This assessment includes our policy analysis for Turkey from 30 July 2020 translated into our new rating methodology. We have updated our data to include the latest historic emissions (2019), updated GDP data for the impact of the pandemics as well as revised our policies and action emissions projections in light of these (see the assumptions section for details). The assessment reflects Turkey’s recent ratification of the Paris Agreement and its net zero announcement. However, we have not undertaken any new analysis of Turkey’s climate policies. We will update our country assessment fully in the coming months, at which time Turkey’s ratings may change.
Turkey is at a crossroads with regards to its energy future: current government plans foresee decreasing its dependency on gas imports through increased renewable energy capacity, but also with the use of domestic lignite coal, with 32GW currently still in the pipeline. Turkey’s emissions will increase significantly under current policies. In October 2021, Turkey finally ratified the Paris Agreement. It submitted its 2015 INDC as its NDC at that time; however, Turkey will need to submit an updated NDC target to be in line with the Paris Agreement. This first NDC is so weak that it allows GHG emissions to essentially double compared to current levels.
The CAT rates Turkey’s climate targets and policies as “Critically insufficient”. The “Critically Insufficient” rating indicates that Turkey’s climate policies and commitments reflect minimal to no action and are not at all consistent with the Paris Agreement. Under Turkey’s current targets and policies, emissions will continue to rise and are consistent with more than 4°C warming.
Turkey needs to set a more ambitious target for emissions reductions and establish associated policies to cut emissions to get a better rating.
Turkey continues to rely on fossil fuels, even though costs for renewables are at record lows. The Ministry of Energy and Natural Resources announced tenders for coal mines promoting domestic lignite in 2019 and in the same year, commenced construction on the long-delayed 1.3 GW Hunutlu thermal power plant. These developments stand in strong contrast to Turkey’s need to reduce the use of coal in electricity to close to zero by 2030. Meanwhile, the import of liquified natural gas (LNG) reached a record high in 2019, and construction began on Turkey’s first nuclear power plant despite international protest at the inherent risk from earthquakes.
The ongoing reduction in the costs of renewable energy technology and storage means that reliable power can be obtained cost-effectively without resorting to coal-powered generation. In fact, installation costs of solar photovoltaic in Turkey are among the lowest in the world. There is also a slowdown in wind power installations (7.4 GW at the end of 2019), throwing wind energy capacity goals into doubt (20 GW by 2023).
Aside from the Energy Efficiency Action Plan and renewable energy auctions, Turkey has made little progress on climate action implementation.

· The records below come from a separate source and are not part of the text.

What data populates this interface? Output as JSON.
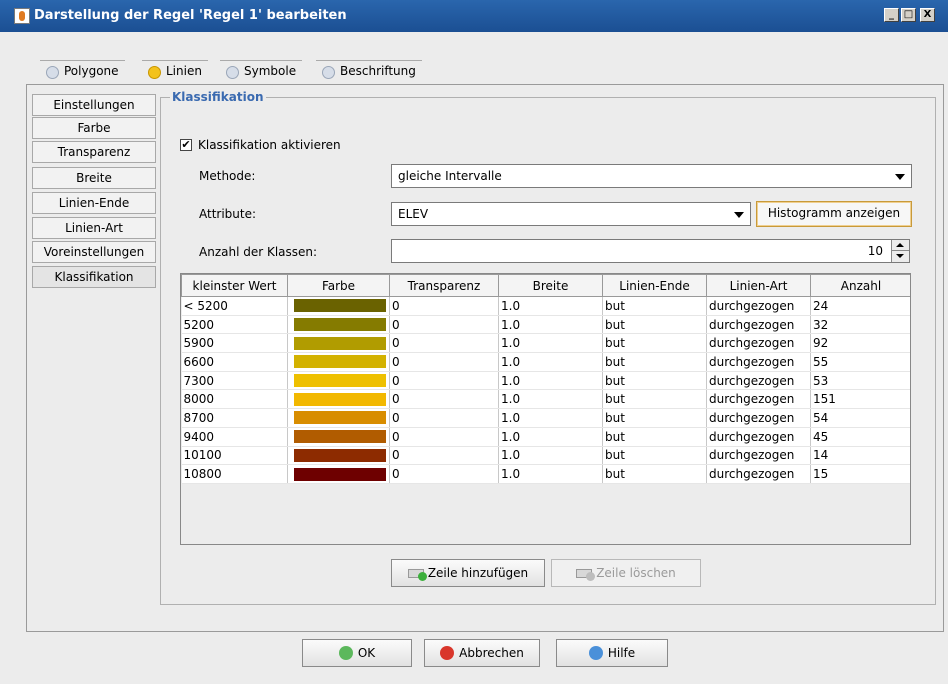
{
  "window": {
    "title": "Darstellung der Regel 'Regel 1' bearbeiten",
    "min": "_",
    "max": "□",
    "close": "X"
  },
  "tabs": [
    {
      "label": "Polygone",
      "icon": "bulb-icon"
    },
    {
      "label": "Linien",
      "icon": "bulb-icon"
    },
    {
      "label": "Symbole",
      "icon": "bulb-icon"
    },
    {
      "label": "Beschriftung",
      "icon": "bulb-icon"
    }
  ],
  "side_items": [
    "Einstellungen",
    "Farbe",
    "Transparenz",
    "Breite",
    "Linien-Ende",
    "Linien-Art",
    "Voreinstellungen",
    "Klassifikation"
  ],
  "panel": {
    "legend": "Klassifikation",
    "checkbox_label": "Klassifikation aktivieren",
    "checkbox_mark": "✔",
    "method_label": "Methode:",
    "method_value": "gleiche Intervalle",
    "attribute_label": "Attribute:",
    "attribute_value": "ELEV",
    "histogram_button": "Histogramm anzeigen",
    "classes_label": "Anzahl der Klassen:",
    "classes_value": "10"
  },
  "table": {
    "headers": [
      "kleinster Wert",
      "Farbe",
      "Transparenz",
      "Breite",
      "Linien-Ende",
      "Linien-Art",
      "Anzahl"
    ],
    "rows": [
      {
        "min": "< 5200",
        "color": "#6a6200",
        "transparency": "0",
        "width": "1.0",
        "end": "but",
        "style": "durchgezogen",
        "count": "24"
      },
      {
        "min": "5200",
        "color": "#857b00",
        "transparency": "0",
        "width": "1.0",
        "end": "but",
        "style": "durchgezogen",
        "count": "32"
      },
      {
        "min": "5900",
        "color": "#b19c00",
        "transparency": "0",
        "width": "1.0",
        "end": "but",
        "style": "durchgezogen",
        "count": "92"
      },
      {
        "min": "6600",
        "color": "#d3b200",
        "transparency": "0",
        "width": "1.0",
        "end": "but",
        "style": "durchgezogen",
        "count": "55"
      },
      {
        "min": "7300",
        "color": "#eec000",
        "transparency": "0",
        "width": "1.0",
        "end": "but",
        "style": "durchgezogen",
        "count": "53"
      },
      {
        "min": "8000",
        "color": "#f2b800",
        "transparency": "0",
        "width": "1.0",
        "end": "but",
        "style": "durchgezogen",
        "count": "151"
      },
      {
        "min": "8700",
        "color": "#d88d00",
        "transparency": "0",
        "width": "1.0",
        "end": "but",
        "style": "durchgezogen",
        "count": "54"
      },
      {
        "min": "9400",
        "color": "#b15c00",
        "transparency": "0",
        "width": "1.0",
        "end": "but",
        "style": "durchgezogen",
        "count": "45"
      },
      {
        "min": "10100",
        "color": "#8d2b00",
        "transparency": "0",
        "width": "1.0",
        "end": "but",
        "style": "durchgezogen",
        "count": "14"
      },
      {
        "min": "10800",
        "color": "#6e0000",
        "transparency": "0",
        "width": "1.0",
        "end": "but",
        "style": "durchgezogen",
        "count": "15"
      }
    ]
  },
  "row_buttons": {
    "add": "Zeile hinzufügen",
    "delete": "Zeile löschen"
  },
  "footer": {
    "ok": "OK",
    "cancel": "Abbrechen",
    "help": "Hilfe"
  }
}
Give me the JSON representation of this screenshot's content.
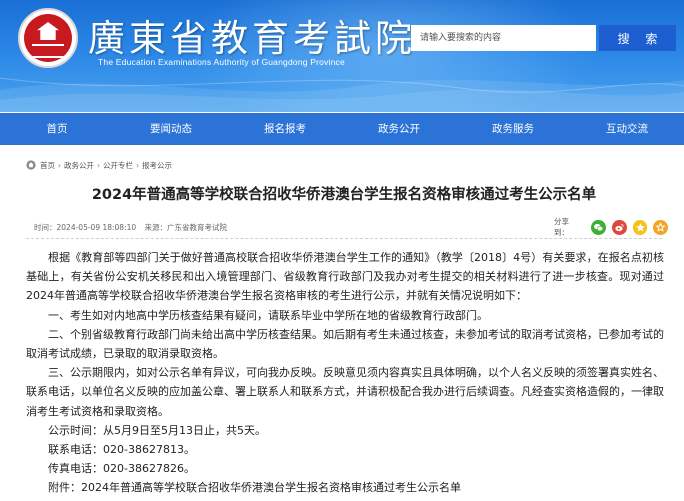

Turkey’s policies and action are “Critically insufficient”. The “Critically insufficient” rating indicates that Turkey’s policies and action in 2030 reflect minimal to no action and are not at all consistent with the Paris Agreement’s 1.5°C temperature limit. If all countries were to follow Turkey’s approach, warming would exceed 4°C. Turkey needs to focus on adopting further policies and action to stop its emissions growth and start reducing emissions towards decarbonization.
We rate Turkey’s NDC target as “Critically insufficient” when compared with modelled domestic pathways (“domestic target”). The “Critically insufficient” rating indicates that Turkey’s NDC target in 2030 reflects minimal to no action and is not at all consistent with the Paris Agreement’s 1.5°C temperature limit. If all countries were to follow Turkey’s approach, warming would exceed 4°C.
Turkey is on track to overachieve this target by a wide margin based on our emissions estimate for 2030 under current policies, which further highlights the weakness of this target. Turkey should significantly strengthen its 2030 target when it submits its NDC update.
We also rate Turkey’s NDC target as “Critically insufficient” when compared with its fair share contribution to climate action (“fair share target”). The “Critically insufficient” rating indicates that Turkey’s NDC target reflects minimal to no action and is not at all consistent with the Paris Agreement’s 1.5°C temperature limit. Turkey’s target is not in line with any interpretation of a fair approach to meeting the Paris Agreement’s 1.5°C limit. If all countries were to follow Turkey’s approach, warming would exceed 4°C.
We do not assess Turkey’s climate finance.
Turkey announced a net zero by 2053 target in September 2021. We evaluate Turkey’s net zero target as incomplete, as few details are available.